◆ **Activity**: Each line with the string "subtitle" is to be copied from the records below.

[Records from a data collection]

[Start of section]

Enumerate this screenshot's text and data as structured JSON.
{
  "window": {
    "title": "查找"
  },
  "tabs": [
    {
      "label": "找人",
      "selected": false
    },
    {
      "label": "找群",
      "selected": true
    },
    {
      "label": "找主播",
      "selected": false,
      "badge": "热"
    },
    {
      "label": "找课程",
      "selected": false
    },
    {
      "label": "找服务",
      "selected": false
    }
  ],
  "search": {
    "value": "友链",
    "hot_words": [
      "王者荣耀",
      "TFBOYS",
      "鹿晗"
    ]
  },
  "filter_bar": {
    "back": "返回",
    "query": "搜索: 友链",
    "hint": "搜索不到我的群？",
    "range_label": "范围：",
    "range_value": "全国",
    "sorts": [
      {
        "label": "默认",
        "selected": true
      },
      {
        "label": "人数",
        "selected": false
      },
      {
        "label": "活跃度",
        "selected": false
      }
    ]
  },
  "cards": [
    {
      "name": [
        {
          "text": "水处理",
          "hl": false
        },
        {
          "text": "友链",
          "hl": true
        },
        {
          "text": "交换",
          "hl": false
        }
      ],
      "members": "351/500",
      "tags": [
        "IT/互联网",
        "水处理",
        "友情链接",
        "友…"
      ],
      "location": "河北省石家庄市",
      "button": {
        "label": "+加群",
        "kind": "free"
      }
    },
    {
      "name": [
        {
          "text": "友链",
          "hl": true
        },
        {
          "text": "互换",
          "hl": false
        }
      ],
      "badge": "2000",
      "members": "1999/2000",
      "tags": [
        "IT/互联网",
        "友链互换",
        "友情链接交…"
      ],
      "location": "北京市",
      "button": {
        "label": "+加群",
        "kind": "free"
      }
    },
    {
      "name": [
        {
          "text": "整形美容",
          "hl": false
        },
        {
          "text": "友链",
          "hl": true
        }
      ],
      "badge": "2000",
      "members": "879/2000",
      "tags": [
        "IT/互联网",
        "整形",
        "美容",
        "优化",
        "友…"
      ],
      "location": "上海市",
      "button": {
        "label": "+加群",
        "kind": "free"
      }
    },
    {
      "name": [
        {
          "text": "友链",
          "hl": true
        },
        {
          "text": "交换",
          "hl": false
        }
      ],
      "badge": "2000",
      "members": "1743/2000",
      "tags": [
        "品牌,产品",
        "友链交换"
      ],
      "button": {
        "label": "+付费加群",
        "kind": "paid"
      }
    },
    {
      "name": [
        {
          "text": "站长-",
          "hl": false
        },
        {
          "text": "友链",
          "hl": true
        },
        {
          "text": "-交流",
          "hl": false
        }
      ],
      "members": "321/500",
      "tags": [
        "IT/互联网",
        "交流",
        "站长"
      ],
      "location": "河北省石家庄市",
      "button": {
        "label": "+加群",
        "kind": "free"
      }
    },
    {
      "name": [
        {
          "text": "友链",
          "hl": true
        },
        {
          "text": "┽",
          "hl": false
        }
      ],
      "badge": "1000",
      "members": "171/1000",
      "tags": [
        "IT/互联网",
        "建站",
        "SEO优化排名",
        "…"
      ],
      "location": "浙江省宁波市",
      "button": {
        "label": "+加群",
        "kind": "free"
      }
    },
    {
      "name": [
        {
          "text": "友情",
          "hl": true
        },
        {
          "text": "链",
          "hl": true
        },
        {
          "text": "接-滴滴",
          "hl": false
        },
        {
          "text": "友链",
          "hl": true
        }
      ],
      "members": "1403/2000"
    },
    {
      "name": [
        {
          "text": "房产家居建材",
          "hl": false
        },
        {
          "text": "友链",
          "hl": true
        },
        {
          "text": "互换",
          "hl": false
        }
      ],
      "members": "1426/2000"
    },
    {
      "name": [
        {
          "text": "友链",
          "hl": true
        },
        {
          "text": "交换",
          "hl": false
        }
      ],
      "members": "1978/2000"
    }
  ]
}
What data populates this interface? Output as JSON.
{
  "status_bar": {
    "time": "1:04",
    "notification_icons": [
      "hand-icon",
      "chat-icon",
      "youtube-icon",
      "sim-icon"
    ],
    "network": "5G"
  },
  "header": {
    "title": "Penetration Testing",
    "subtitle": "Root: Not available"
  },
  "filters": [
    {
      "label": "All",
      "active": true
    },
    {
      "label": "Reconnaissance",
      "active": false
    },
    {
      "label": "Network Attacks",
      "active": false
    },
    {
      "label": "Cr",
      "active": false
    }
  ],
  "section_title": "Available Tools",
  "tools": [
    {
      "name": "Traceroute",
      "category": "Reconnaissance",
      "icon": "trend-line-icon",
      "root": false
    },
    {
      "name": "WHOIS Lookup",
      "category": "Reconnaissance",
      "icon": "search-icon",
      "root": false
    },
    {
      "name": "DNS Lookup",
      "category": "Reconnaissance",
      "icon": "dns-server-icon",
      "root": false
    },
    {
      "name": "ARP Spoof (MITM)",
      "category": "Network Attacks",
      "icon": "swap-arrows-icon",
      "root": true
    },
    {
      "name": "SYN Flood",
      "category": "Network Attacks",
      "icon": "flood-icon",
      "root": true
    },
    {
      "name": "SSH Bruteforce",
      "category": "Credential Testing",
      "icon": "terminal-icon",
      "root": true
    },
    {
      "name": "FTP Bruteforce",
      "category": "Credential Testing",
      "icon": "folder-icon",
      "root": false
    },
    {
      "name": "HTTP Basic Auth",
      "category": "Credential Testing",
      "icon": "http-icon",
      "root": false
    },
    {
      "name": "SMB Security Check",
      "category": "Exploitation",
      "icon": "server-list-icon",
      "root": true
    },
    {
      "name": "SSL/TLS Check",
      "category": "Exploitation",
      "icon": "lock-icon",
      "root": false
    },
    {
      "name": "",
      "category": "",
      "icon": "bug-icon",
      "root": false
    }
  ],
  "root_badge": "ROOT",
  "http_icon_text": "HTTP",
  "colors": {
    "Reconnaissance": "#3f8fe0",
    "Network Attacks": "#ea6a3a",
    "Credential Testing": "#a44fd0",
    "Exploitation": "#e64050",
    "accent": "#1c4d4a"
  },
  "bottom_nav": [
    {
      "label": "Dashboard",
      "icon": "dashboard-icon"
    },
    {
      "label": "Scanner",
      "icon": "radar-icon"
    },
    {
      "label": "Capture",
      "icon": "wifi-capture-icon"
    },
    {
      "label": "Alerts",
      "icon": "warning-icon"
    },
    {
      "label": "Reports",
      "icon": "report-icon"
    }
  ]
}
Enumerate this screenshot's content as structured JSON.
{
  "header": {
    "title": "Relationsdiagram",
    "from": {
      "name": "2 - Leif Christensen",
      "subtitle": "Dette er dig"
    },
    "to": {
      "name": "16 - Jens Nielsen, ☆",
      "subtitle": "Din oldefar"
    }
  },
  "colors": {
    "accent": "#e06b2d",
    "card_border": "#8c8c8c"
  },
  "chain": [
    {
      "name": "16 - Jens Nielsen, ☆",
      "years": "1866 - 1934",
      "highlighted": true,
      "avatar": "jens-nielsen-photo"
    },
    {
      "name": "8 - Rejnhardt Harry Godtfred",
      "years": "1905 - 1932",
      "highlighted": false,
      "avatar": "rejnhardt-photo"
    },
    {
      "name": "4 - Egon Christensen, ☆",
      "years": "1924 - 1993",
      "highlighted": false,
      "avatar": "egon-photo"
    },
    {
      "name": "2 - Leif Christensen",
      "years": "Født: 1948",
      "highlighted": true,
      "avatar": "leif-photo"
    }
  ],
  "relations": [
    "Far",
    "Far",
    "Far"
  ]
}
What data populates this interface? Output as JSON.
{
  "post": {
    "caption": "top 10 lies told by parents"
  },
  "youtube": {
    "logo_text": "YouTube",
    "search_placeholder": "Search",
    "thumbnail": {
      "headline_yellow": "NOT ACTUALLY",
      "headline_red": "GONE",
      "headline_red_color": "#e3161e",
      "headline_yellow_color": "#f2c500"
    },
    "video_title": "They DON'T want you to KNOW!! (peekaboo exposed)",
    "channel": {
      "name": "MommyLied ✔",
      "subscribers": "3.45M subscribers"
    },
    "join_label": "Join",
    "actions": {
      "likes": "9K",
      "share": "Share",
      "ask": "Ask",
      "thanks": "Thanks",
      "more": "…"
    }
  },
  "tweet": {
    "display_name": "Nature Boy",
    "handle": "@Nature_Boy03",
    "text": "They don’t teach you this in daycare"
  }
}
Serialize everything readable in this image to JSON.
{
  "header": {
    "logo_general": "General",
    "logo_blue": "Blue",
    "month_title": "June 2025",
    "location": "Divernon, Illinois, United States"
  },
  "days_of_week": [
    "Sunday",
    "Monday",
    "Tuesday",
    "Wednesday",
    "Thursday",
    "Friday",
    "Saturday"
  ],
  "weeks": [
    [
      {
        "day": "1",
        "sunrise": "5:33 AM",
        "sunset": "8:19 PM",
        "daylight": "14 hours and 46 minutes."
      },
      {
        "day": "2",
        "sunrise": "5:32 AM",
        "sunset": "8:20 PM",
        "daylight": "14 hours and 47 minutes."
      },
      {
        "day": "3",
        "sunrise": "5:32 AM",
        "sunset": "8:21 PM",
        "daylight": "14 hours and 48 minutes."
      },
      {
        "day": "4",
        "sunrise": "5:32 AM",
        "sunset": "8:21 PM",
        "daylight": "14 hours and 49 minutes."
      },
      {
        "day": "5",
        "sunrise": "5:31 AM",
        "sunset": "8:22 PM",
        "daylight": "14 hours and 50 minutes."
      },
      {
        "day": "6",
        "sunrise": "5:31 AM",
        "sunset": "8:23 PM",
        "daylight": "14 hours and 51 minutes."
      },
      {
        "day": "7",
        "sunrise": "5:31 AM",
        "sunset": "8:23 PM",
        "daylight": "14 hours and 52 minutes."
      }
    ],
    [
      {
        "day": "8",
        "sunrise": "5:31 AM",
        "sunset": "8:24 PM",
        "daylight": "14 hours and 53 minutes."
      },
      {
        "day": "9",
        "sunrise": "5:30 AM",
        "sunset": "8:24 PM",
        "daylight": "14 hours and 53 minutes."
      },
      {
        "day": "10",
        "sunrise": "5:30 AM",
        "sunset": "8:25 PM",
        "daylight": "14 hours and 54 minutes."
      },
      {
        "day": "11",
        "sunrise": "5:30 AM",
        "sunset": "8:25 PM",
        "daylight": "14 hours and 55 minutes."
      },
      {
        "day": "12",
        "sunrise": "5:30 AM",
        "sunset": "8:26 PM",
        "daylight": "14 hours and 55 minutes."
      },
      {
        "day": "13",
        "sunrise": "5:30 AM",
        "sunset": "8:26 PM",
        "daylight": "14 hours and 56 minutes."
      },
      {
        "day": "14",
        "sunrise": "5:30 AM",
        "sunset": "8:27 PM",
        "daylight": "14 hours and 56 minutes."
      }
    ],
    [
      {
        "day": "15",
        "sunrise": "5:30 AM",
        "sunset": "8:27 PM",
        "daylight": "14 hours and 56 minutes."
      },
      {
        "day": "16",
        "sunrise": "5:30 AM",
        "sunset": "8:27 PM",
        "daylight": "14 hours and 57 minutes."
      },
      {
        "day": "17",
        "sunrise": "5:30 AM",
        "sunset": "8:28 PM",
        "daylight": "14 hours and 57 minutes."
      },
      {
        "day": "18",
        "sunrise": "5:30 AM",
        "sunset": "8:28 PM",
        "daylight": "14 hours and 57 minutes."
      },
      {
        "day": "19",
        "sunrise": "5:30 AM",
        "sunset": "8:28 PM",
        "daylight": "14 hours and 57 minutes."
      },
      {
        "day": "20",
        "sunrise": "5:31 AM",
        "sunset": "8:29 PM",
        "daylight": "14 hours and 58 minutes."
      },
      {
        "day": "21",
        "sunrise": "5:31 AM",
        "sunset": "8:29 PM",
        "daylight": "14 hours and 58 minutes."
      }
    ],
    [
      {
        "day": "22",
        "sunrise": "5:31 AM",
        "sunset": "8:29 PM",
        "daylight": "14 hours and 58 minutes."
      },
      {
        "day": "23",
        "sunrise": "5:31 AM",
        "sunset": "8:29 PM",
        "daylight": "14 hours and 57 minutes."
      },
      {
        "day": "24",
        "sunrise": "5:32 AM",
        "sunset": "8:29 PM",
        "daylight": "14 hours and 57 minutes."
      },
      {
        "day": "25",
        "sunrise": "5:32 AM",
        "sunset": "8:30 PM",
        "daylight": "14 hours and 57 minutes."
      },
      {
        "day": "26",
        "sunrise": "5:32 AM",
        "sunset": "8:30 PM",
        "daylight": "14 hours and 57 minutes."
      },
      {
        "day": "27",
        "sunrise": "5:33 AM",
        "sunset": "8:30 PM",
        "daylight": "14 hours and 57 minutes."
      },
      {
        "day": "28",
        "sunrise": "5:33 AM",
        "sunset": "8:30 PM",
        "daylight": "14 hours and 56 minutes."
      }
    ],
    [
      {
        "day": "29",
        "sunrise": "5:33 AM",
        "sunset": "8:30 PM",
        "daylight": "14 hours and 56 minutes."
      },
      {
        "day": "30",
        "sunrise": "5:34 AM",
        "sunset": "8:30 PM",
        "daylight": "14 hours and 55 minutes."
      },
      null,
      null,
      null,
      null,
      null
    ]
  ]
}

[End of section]

◆ **Reply to the task**:
    "subtitle": "Root: Not available"
      "subtitle": "Dette er dig"
      "subtitle": "Din oldefar"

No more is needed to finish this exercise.